The day after the World Congress of School History Teachers (4-7 October 2021), EuroClio had the opportunity to visit Russkoe Slovo (“Russian Word”), an independent publishing house producing history textbooks for use in the Russian educational system.
Located in the central and historic Zamoskvorechye area, on the right bank of the River Moskva, Russkoe Slovo publishes educational and methodological literature for use in preschool all the way up to upper secondary school level, along with popular science and art publications for children and adolescents.
The EuroClio visitors, consisting of Secretariat staff Eugenie Khatschatrian, Catherine Savitsky, Andreas Holtberget and Steven Stegers, were met by Kirill Kochegarov, heading the publisher’s history department. Mr. Kochegarov shared his experience on the current state of history textbook production in Russia and the work of his team.
An emerging monopoly
Mr. Kochegarov explained how the number of publishing houses has been decreasing in recent years. Illustrative of this, Russkoe Slovo is now one of two larger companies still represented on the federally approved list of textbooks for Russian history classrooms. Schools only get the costs covered for textbooks that are on this list. Schools can use other resources, but these costs are not covered, which is problematic for commercial publishers. The other large company on the list, the formerly state-run Prosveshcheniye (“Enlightenment”), has come to gradually buy up smaller competitors, who ran into financial difficulties, leading to a virtual monopoly.
While Mr. Kochegarov was clear on the fact that his operation is free from direct censorship from the government, they do understand that certain topics might be too difficult and as a result adopt a “softer tone”. Remaining on the list of federally approved textbooks is clearly of immense importance to a commercial company like Russkoe Slovo.

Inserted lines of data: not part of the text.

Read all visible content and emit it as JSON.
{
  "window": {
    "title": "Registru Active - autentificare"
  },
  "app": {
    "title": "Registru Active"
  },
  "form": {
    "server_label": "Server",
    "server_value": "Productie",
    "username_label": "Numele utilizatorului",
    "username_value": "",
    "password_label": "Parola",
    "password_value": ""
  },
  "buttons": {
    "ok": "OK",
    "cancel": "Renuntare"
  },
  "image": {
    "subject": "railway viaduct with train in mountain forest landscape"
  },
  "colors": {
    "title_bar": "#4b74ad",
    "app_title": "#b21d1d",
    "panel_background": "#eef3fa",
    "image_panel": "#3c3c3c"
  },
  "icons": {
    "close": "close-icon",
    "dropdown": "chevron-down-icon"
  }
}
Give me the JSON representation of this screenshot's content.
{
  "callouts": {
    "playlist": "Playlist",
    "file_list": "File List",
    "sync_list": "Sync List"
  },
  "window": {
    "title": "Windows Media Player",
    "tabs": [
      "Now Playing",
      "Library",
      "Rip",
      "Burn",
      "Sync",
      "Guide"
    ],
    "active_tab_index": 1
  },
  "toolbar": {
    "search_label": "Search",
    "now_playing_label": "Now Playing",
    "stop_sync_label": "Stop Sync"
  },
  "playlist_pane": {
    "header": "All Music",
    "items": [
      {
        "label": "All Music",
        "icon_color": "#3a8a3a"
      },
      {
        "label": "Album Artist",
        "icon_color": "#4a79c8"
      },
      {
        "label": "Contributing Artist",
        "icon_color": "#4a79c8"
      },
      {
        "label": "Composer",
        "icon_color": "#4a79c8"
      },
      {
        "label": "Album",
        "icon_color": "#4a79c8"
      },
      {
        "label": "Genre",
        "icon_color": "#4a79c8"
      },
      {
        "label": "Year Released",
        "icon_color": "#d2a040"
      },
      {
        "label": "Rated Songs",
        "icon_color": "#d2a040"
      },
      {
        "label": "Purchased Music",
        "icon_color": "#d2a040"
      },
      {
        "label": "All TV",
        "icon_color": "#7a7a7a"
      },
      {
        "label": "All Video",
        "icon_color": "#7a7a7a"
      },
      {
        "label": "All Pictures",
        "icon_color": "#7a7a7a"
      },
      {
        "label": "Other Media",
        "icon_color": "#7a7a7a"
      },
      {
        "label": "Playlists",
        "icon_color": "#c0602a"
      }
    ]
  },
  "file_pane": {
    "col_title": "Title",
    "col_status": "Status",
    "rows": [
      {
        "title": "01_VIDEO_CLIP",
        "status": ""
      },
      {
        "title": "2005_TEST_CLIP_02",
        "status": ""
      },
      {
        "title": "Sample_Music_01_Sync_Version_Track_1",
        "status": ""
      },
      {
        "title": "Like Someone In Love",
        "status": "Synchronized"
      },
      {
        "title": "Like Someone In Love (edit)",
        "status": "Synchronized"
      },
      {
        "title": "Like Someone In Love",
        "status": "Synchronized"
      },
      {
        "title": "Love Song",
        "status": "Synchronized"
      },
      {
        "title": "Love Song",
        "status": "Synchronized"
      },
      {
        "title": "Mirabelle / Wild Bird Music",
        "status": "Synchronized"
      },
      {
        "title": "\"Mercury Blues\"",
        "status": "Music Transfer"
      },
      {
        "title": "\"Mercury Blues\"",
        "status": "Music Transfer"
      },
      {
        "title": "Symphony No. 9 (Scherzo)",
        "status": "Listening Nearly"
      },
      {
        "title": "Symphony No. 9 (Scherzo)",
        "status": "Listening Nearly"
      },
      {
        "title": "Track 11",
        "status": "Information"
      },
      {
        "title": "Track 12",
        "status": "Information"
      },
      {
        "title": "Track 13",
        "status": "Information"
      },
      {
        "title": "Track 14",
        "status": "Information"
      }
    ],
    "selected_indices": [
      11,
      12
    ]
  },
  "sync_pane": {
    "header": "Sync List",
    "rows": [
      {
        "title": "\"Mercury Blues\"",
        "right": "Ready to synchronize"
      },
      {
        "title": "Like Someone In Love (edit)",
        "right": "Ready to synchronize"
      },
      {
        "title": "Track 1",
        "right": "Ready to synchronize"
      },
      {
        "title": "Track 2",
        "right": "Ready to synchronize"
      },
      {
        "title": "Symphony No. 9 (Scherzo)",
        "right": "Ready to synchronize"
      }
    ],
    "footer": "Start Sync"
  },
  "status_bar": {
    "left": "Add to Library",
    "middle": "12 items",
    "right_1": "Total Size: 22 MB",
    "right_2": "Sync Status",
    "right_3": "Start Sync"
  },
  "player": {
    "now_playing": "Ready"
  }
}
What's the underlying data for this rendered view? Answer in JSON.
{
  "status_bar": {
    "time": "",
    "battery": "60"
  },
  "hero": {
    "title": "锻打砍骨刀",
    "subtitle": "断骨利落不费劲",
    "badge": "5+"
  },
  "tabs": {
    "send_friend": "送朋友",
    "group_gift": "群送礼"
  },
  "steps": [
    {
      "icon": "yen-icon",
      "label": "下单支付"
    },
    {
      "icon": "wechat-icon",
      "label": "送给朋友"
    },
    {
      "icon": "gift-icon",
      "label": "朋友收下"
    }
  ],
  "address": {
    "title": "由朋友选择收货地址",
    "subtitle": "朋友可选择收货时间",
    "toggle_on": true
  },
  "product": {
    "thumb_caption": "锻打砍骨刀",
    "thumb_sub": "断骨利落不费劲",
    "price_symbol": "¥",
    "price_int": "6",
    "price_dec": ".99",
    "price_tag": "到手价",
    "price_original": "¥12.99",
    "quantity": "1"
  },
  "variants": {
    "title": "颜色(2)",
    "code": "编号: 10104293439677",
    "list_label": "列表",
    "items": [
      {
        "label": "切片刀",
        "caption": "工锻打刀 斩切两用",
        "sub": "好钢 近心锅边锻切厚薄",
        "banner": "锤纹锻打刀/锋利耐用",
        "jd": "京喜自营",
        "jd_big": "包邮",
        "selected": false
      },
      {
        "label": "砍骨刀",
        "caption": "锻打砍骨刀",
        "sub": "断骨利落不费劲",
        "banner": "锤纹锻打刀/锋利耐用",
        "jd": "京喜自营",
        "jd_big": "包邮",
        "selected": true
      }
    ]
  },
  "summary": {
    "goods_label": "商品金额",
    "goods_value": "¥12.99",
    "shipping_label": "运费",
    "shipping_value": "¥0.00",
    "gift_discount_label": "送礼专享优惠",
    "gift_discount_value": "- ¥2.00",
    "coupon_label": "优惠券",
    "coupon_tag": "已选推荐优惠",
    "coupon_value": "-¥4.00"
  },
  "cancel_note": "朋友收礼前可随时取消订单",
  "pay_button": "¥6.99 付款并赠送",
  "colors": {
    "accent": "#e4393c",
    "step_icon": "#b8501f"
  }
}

That this is not guaranteed, was illustrated by an example Mr. Kochegarov shared of a mathematics textbook, which was deemed as “not contributing to the formation of patriotism”, leading to its publisher temporarily losing its authorisation.
Russkoe Slovo presents the digital versions and features of their teaching resources.
The authorship of history textbooks is, as your EuroClio correspondent understands it, largely left to academics and professional historians. Teachers are on other hand drafted into the review process to provide didactic expertise and ensure that student exercises and inquiry questions work in practice and not only in theory. Once a textbook has been vetted, tested and approved by the Russian Ministry of Education and Enlightenment it can be included on the officially sanctioned list for schools to request.
Some of the more pedagogically innovative features may not necessarily reach all students, however: while the textbooks themselves are provided free of charge by the government, accompanying workbooks for students are not – with the cost effectively passed on to the individual school or the pupils’ parents.
Subdivisions and territorial changes of the Soviet Union. Russkoe Slovo produces its own maps, 3D animations and videos
The history team at Russkoe Slovo runs what seems to be a smooth operation producing textbooks whose quality EuroClio’s russophone staff members could attest to. With an in-house map-making facility and a team of former history teachers advising on methods and pedagogical approaches, the publishing house also impressed with its digital education offerings. Kirill Kochegarov’s team shared 3D models of the Moscow Kremlin, a video portrayal of an historic battle and online assessment tools – all available either through QR codes inside the textbooks or from an accompanying online space. These tools provide students and teachers with opportunities to actively engage with the historical content and explore key moments, personalities and perspectives.
EuroClio’s team, enjoying a day off from the World Congress, was similarly invited to share snippets of its own digitisation efforts, including some of the latest Historiana features, and left Russkoe Slovo and Moscow with both inspiration and hopes for future collaboration with Russian colleagues.
EuroClio would like to thank Kirill Aleksandrovich and his team for the warm welcome we received at Russkoe Slovo Publishing House.